On the upside, Waterstones in Leeds is now open so I have donned my face mask and lashings of hand sanitizer and ventured in. I've invested in Hibiscus: Discover Fresh Flavours from Africa and The Saffron Tales - both currently in quarantine under the sofa for a week or so.

Editado: Jun 18, 2020, 3:51 am

>67 Sovay: Yes, it's in Elizabeth David, but try It's very similar. Hmmm. She has recipes both for blini's and for English buckwheat pancakes.

My husband was supposed to bring the wine for a small party last night. (5 people, held outside. This is permissible by current Austrian rules.) He wanted to take a favourite French rosé, but the supermarket has greatly reduced its French offerings. He's hoping it's just a supply issue. In the end he found that he still had a bottle, took it along with a bottle each of his normal Austrian reds and whites, and threw in a bottle of Austrian rosé bubbly. (He managed to come home without any wine. The host took the remaining white and another party was starting when theirs broke up. They were happy to take the remaining red.)

We've been allowed to shop without masks this week. What a difference.

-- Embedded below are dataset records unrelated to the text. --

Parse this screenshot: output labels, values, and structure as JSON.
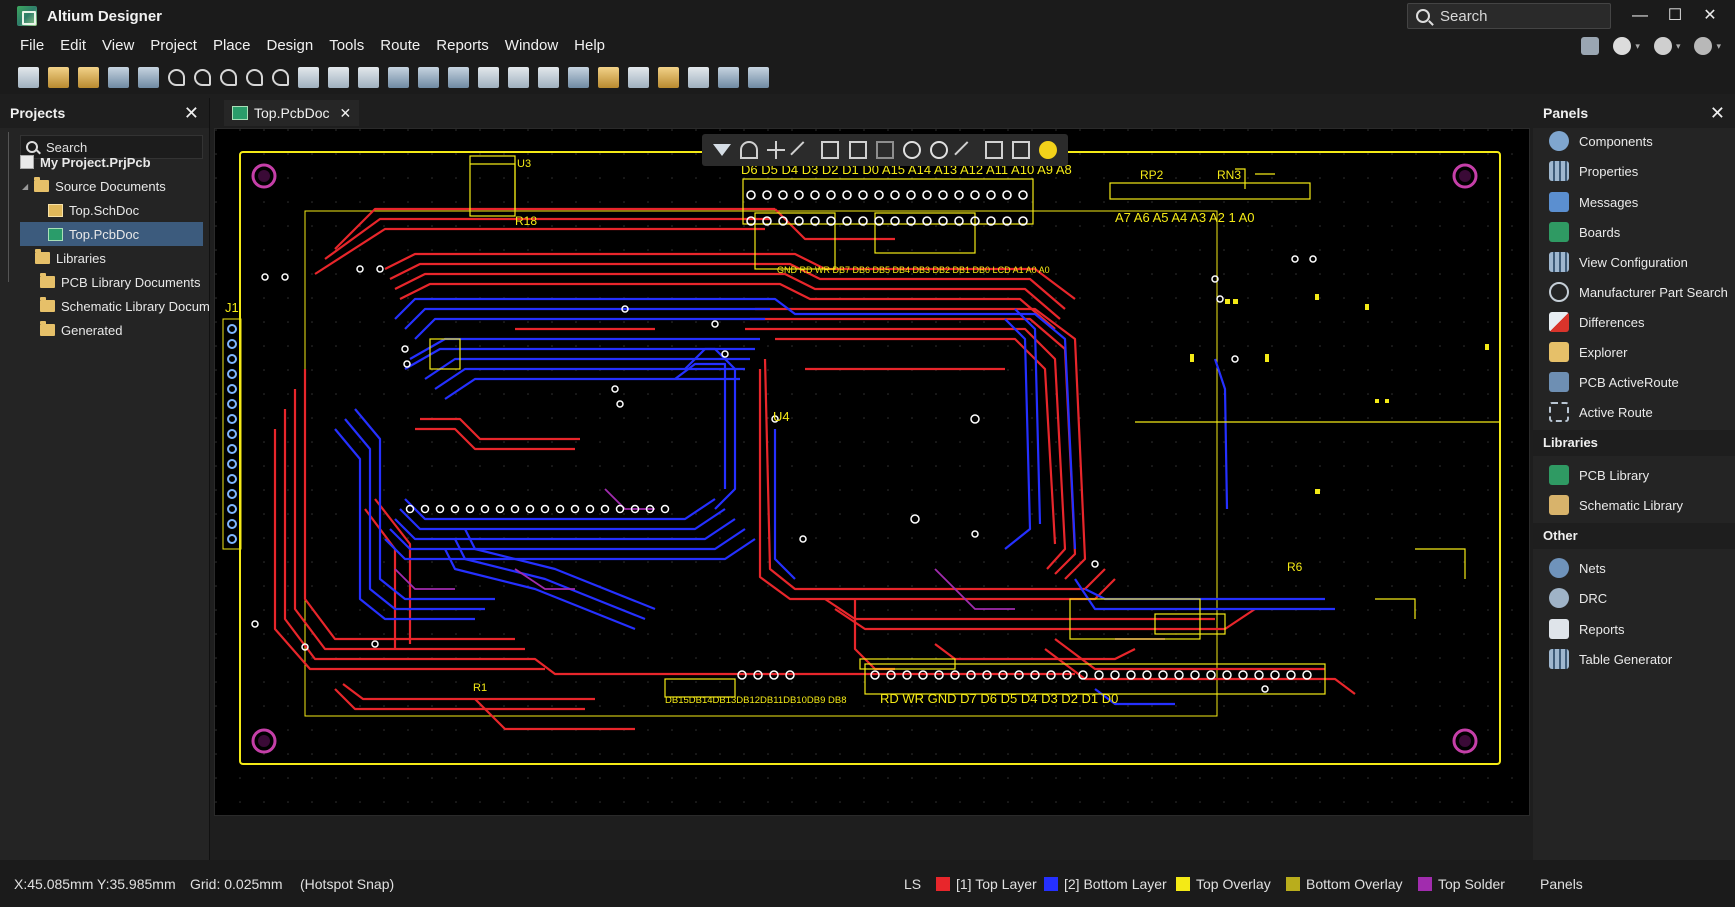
{
  "app": {
    "title": "Altium Designer",
    "search_placeholder": "Search"
  },
  "menu": [
    "File",
    "Edit",
    "View",
    "Project",
    "Place",
    "Design",
    "Tools",
    "Route",
    "Reports",
    "Window",
    "Help"
  ],
  "projects_panel": {
    "title": "Projects",
    "search_placeholder": "Search",
    "tree": [
      {
        "label": "My Project.PrjPcb",
        "type": "project",
        "bold": true
      },
      {
        "label": "Source Documents",
        "type": "folder"
      },
      {
        "label": "Top.SchDoc",
        "type": "schematic"
      },
      {
        "label": "Top.PcbDoc",
        "type": "pcb",
        "selected": true
      },
      {
        "label": "Libraries",
        "type": "folder"
      },
      {
        "label": "PCB Library Documents",
        "type": "folder"
      },
      {
        "label": "Schematic Library Docum",
        "type": "folder"
      },
      {
        "label": "Generated",
        "type": "folder"
      }
    ]
  },
  "document_tab": {
    "label": "Top.PcbDoc"
  },
  "pcb": {
    "labels": {
      "top_header": "D6 D5 D4 D3 D2 D1 D0 A15 A14 A13 A12 A11 A10 A9 A8",
      "right_header": "A7  A6  A5  A4  A3  A2 1  A0",
      "rp2": "RP2",
      "rn3": "RN3",
      "j1": "J1",
      "u4": "U4",
      "r18": "R18",
      "r1": "R1",
      "r6": "R6",
      "u3": "U3",
      "bottom_left": "DB15DB14DB13DB12DB11DB10DB9 DB8",
      "bottom_right": "RD WR   GND D7  D6  D5  D4  D3  D2  D1  D0",
      "mid_header": "GND RD WR DB7 DB6 DB5 DB4 DB3 DB2 DB1 DB0 LCD A1 A0 A0"
    },
    "colors": {
      "top_layer": "#e8262b",
      "bottom_layer": "#2530ff",
      "top_overlay": "#f4ea16",
      "bottom_overlay": "#b9ad1c",
      "top_solder": "#a12cae",
      "board_outline": "#f4ea16"
    }
  },
  "panels_panel": {
    "title": "Panels",
    "items": [
      {
        "label": "Components",
        "icon": "components-icon"
      },
      {
        "label": "Properties",
        "icon": "properties-icon"
      },
      {
        "label": "Messages",
        "icon": "messages-icon"
      },
      {
        "label": "Boards",
        "icon": "boards-icon"
      },
      {
        "label": "View Configuration",
        "icon": "view-config-icon"
      },
      {
        "label": "Manufacturer Part Search",
        "icon": "part-search-icon"
      },
      {
        "label": "Differences",
        "icon": "differences-icon"
      },
      {
        "label": "Explorer",
        "icon": "explorer-icon"
      },
      {
        "label": "PCB ActiveRoute",
        "icon": "activeroute-icon"
      },
      {
        "label": "Active Route",
        "icon": "active-route-icon"
      }
    ],
    "libraries_title": "Libraries",
    "libraries": [
      {
        "label": "PCB Library",
        "icon": "pcb-library-icon"
      },
      {
        "label": "Schematic Library",
        "icon": "schematic-library-icon"
      }
    ],
    "other_title": "Other",
    "other": [
      {
        "label": "Nets",
        "icon": "nets-icon"
      },
      {
        "label": "DRC",
        "icon": "drc-icon"
      },
      {
        "label": "Reports",
        "icon": "reports-icon"
      },
      {
        "label": "Table Generator",
        "icon": "table-generator-icon"
      }
    ]
  },
  "status": {
    "coords": "X:45.085mm Y:35.985mm",
    "grid": "Grid: 0.025mm",
    "snap": "(Hotspot Snap)",
    "ls": "LS",
    "layers": [
      {
        "label": "[1] Top Layer",
        "color": "#e8262b"
      },
      {
        "label": "[2] Bottom Layer",
        "color": "#2530ff"
      },
      {
        "label": "Top Overlay",
        "color": "#f4ea16"
      },
      {
        "label": "Bottom Overlay",
        "color": "#b9ad1c"
      },
      {
        "label": "Top Solder",
        "color": "#a12cae"
      }
    ],
    "panels_label": "Panels"
  }
}
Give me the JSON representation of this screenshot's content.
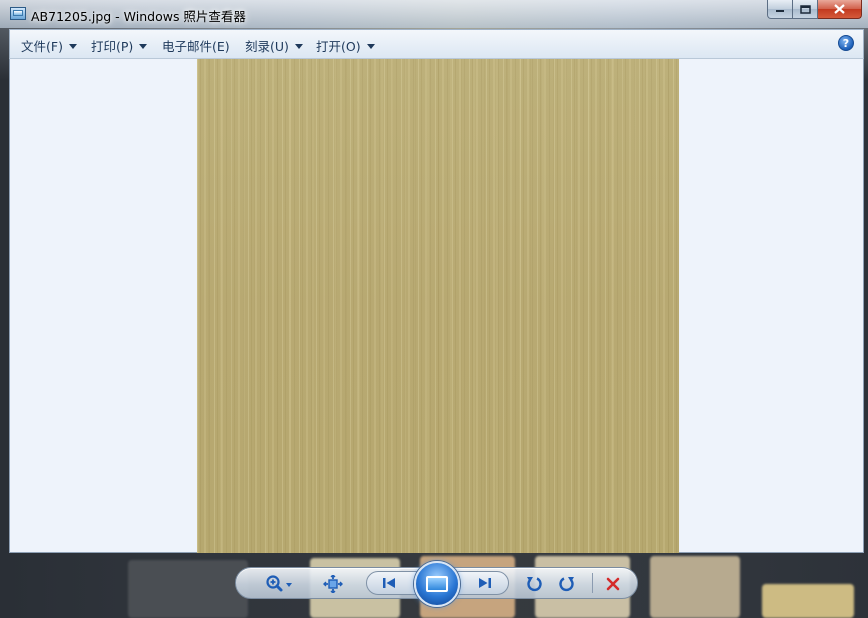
{
  "window": {
    "title": "AB71205.jpg - Windows 照片查看器"
  },
  "menu": {
    "items": [
      {
        "label": "文件(F)",
        "has_dropdown": true
      },
      {
        "label": "打印(P)",
        "has_dropdown": true
      },
      {
        "label": "电子邮件(E)",
        "has_dropdown": false
      },
      {
        "label": "刻录(U)",
        "has_dropdown": true
      },
      {
        "label": "打开(O)",
        "has_dropdown": true
      }
    ],
    "help_glyph": "?"
  },
  "controls": {
    "zoom_icon": "zoom-icon",
    "fit_icon": "actual-size-icon",
    "previous_icon": "previous-icon",
    "slideshow_icon": "slideshow-icon",
    "next_icon": "next-icon",
    "rotate_ccw_icon": "rotate-counterclockwise-icon",
    "rotate_cw_icon": "rotate-clockwise-icon",
    "delete_icon": "delete-icon"
  },
  "colors": {
    "accent": "#1e5db6",
    "delete": "#d42a2a",
    "photo": "#b8a972"
  }
}
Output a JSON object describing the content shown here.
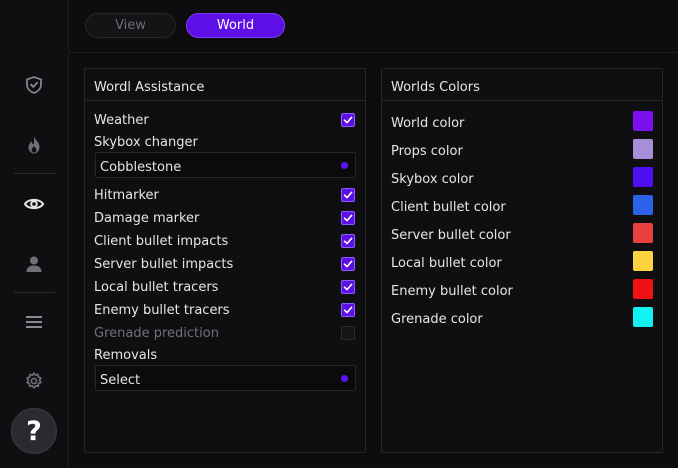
{
  "tabs": {
    "view": "View",
    "world": "World"
  },
  "help": {
    "label": "?"
  },
  "assistance": {
    "title": "Wordl Assistance",
    "weather": {
      "label": "Weather",
      "checked": true
    },
    "skybox": {
      "label": "Skybox changer",
      "value": "Cobblestone"
    },
    "hitmarker": {
      "label": "Hitmarker",
      "checked": true
    },
    "damage_marker": {
      "label": "Damage marker",
      "checked": true
    },
    "client_impacts": {
      "label": "Client bullet impacts",
      "checked": true
    },
    "server_impacts": {
      "label": "Server bullet impacts",
      "checked": true
    },
    "local_tracers": {
      "label": "Local bullet tracers",
      "checked": true
    },
    "enemy_tracers": {
      "label": "Enemy bullet tracers",
      "checked": true
    },
    "grenade_prediction": {
      "label": "Grenade prediction",
      "checked": false
    },
    "removals": {
      "label": "Removals",
      "value": "Select"
    }
  },
  "colors": {
    "title": "Worlds Colors",
    "items": [
      {
        "label": "World color",
        "color": "#7a0ff0"
      },
      {
        "label": "Props color",
        "color": "#a68fd6"
      },
      {
        "label": "Skybox color",
        "color": "#4f0ff2"
      },
      {
        "label": "Client bullet color",
        "color": "#2a63e8"
      },
      {
        "label": "Server bullet color",
        "color": "#e84040"
      },
      {
        "label": "Local bullet color",
        "color": "#fcd440"
      },
      {
        "label": "Enemy bullet color",
        "color": "#f01212"
      },
      {
        "label": "Grenade color",
        "color": "#12f2f2"
      }
    ]
  },
  "accent_color": "#5d10e6",
  "sidebar_icons": [
    "shield-icon",
    "flame-icon",
    "eye-icon",
    "user-icon",
    "menu-icon",
    "gear-icon",
    "help-icon"
  ]
}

My husband is still wearing his at times, and I have mine along, but haven't seen enough crowding to feel I need it. I can see and think!

Jun 18, 2020, 7:26 am

I shouldn't have got rid of the Elizabeth David - I parted with it reluctantly as it's an interesting book, but it's also bulky and I have finite shelf space ... Florence White's Good Things in England has a recipe for West Yorkshire oatcakes which are pretty similar to the Staffordshire ones (and more local to me) but require a large bakestone, which I haven't got, and a specific technique which I think I'd want to see demonstrated repeatedly before I could attempt it!

Masks aren't compulsory in shops here (they are on public transport) but it seemed sensible to wear one. Not comfortable, though, and as you suggest, surprisingly limiting to the vision eg when going down stairs. I'm glad to hear things are getting easier where you are.

Editado: Jun 18, 2020, 8:47 am

I wear glasses, and they condense every time I breathe out. Of course the fog goes away when I breathe in again, but that doesn't last long. Makes it hard to read ingredients. And I do feel that my brain doesn't get enough oxygen through the mask.

Library today. Masks not required, AND the normal lift was working. The last two visits I had to call and have someone come down and escort me up a freight lift. Then send me down again after I was done.

Jun 18, 2020, 10:33 am

>69 Sovay: Which Elizabeth David? I suspect a full collection would occupy about half a metre (or more) of shelf space.

Jun 18, 2020, 11:14 am

Editado: Jun 21, 2020, 6:15 am

I read a lousy bread book (from the library. Should have known by the publisher. Brot &Bier) but it did give me the idea to replace most of the water with a bottle of beer. The result was amazing. Very light fluffy bread. We're talking wholegrain wheat and spelt with oatmeal. I'm not even sure I like it. My preference is for a solid piece of bread, about halfway between this and the bricks that some whole grain bread can be. However, it looks and tastes really good, and fluffy is good for some purposes.